Hunter needs to remember. Jazz needs to forget. They need each other to heal in this teen thriller of survivor love. Hunter’s past is a mystery to him, erased by a doctor at the direction of his father. But memories of the secret trauma begin to surface when Hunter sees other people’s memories—visions invading his mind with stories of abuse, teen self-mutilation, rape, and forbidden sex. His best friend Jazz has dark and disturbing memories of her own that she hides behind her sass and wit. Hunter discovers he can rescue the victims, even though he risks adding their suffering to his own. Hunter and Jazz kiss each other’s scars and form a bond of empathy no two teens should ever need.
Plot/Idea: 8 out of 10
Originality: 9 out of 10
Prose: 9 out of 10
Character/Execution: 9 out of 10
Overall: 8.75 out of 10


Plot: This YA sci-fi thriller is well paced and plotted.

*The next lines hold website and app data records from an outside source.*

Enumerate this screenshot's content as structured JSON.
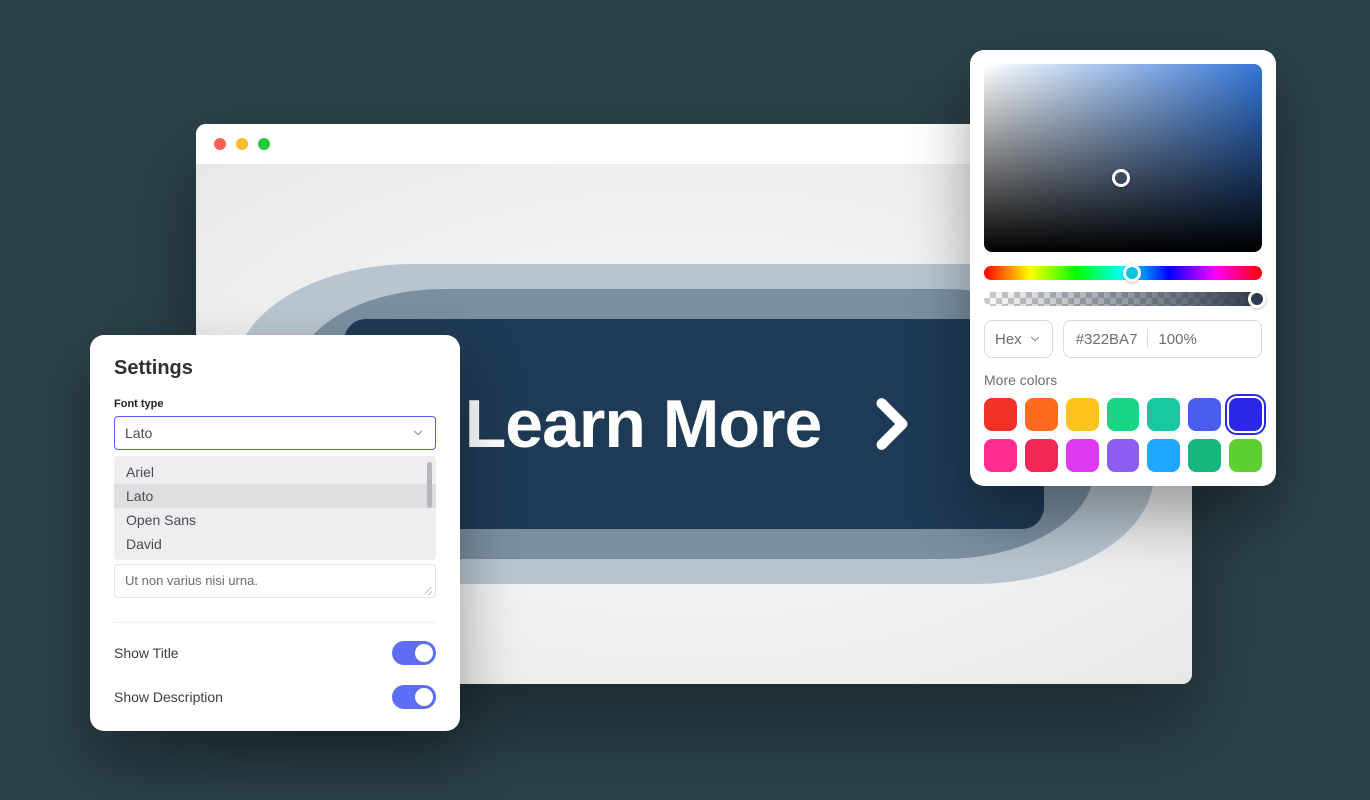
{
  "browser": {
    "button_label": "Learn More"
  },
  "settings": {
    "title": "Settings",
    "font_type_label": "Font type",
    "selected_font": "Lato",
    "font_options": [
      "Ariel",
      "Lato",
      "Open Sans",
      "David"
    ],
    "selected_index": 1,
    "textarea_value": "Ut non varius nisi urna.",
    "show_title_label": "Show Title",
    "show_title": true,
    "show_description_label": "Show Description",
    "show_description": true
  },
  "picker": {
    "format_label": "Hex",
    "hex_value": "#322BA7",
    "alpha_value": "100%",
    "more_colors_label": "More colors",
    "swatches": [
      "#f33127",
      "#ff6a1f",
      "#ffc31f",
      "#17d584",
      "#17c8a0",
      "#4a5df0",
      "#2b29e6",
      "#ff2d8f",
      "#f32756",
      "#de3bf0",
      "#8b5df0",
      "#1fa8ff",
      "#17b77e",
      "#5fd033"
    ],
    "selected_swatch": 6
  }
}
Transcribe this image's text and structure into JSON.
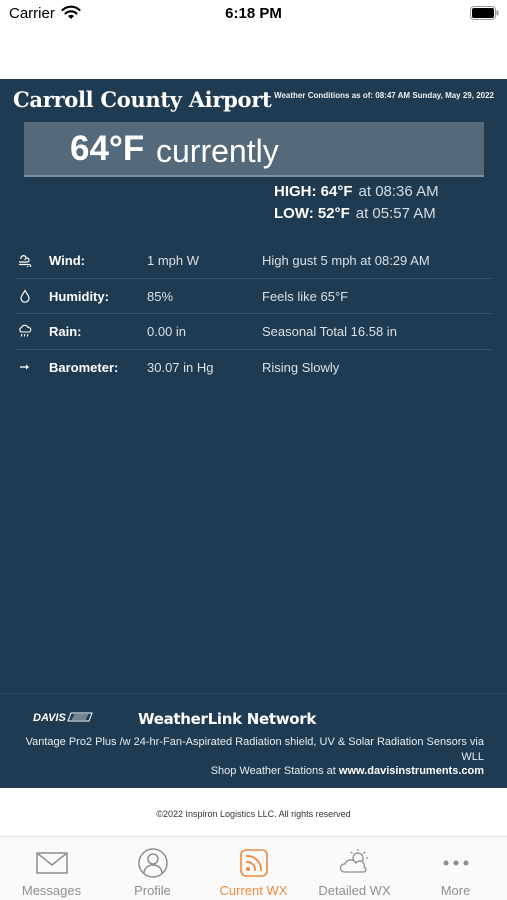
{
  "status_bar": {
    "carrier": "Carrier",
    "time": "6:18 PM"
  },
  "station": {
    "name": "Carroll County Airport",
    "as_of": "Weather Conditions as of: 08:47 AM Sunday, May 29, 2022"
  },
  "current": {
    "temp": "64°F",
    "word": "currently"
  },
  "high": {
    "label": "HIGH:",
    "value": "64°F",
    "time": "at 08:36 AM"
  },
  "low": {
    "label": "LOW:",
    "value": "52°F",
    "time": "at 05:57 AM"
  },
  "conditions": [
    {
      "icon": "wind-icon",
      "name": "Wind:",
      "value": "1 mph W",
      "extra": "High gust 5 mph at 08:29 AM"
    },
    {
      "icon": "humidity-icon",
      "name": "Humidity:",
      "value": "85%",
      "extra": "Feels like 65°F"
    },
    {
      "icon": "rain-icon",
      "name": "Rain:",
      "value": "0.00 in",
      "extra": "Seasonal Total 16.58 in"
    },
    {
      "icon": "barometer-icon",
      "name": "Barometer:",
      "value": "30.07 in Hg",
      "extra": "Rising Slowly"
    }
  ],
  "footer": {
    "logo_text": "DAVIS",
    "network": "WeatherLink Network",
    "station_desc": "Vantage Pro2 Plus /w 24-hr-Fan-Aspirated Radiation shield, UV & Solar Radiation Sensors via WLL",
    "shop_prefix": "Shop Weather Stations at",
    "shop_link": "www.davisinstruments.com"
  },
  "copyright": "©2022 Inspiron Logistics LLC. All rights reserved",
  "tabs": [
    {
      "label": "Messages",
      "icon": "envelope-icon",
      "active": false
    },
    {
      "label": "Profile",
      "icon": "person-icon",
      "active": false
    },
    {
      "label": "Current WX",
      "icon": "feed-icon",
      "active": true
    },
    {
      "label": "Detailed WX",
      "icon": "cloud-sun-icon",
      "active": false
    },
    {
      "label": "More",
      "icon": "more-dots-icon",
      "active": false
    }
  ],
  "colors": {
    "panel_bg": "#1f3b51",
    "current_box": "#54697a",
    "accent": "#f08a3c",
    "tab_inactive": "#8e8e93"
  }
}
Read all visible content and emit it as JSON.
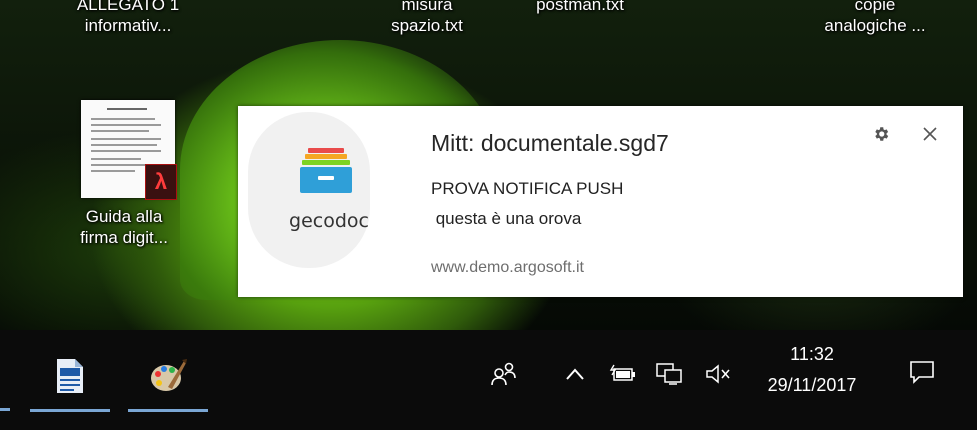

Skipstone’s excellent use of tension and plot reveals will keep readers invested in the story.

Prose/Style: Skipstone’s prose is skillfully crafted and at times, haunting, especially when describing the effects of trauma on survivors. The author also creates original, authentic teen voices for her characters.

Originality: Skipstone combines a sci-fi premise on sharing and erasing memories and grounds it with the very real and emotional subject of child abuse. Lead characters who feel authentic and wholly original set the story apart from others in the genre.

Character Development: The characters in Someone to Kiss My Scars are deeply memorable and convincing. Readers will root for the novel’s protagonists, Hunter and Jazz, as they slowly reveal their past traumas to one another and try to help each other heal.

Date Submitted: July 12, 2020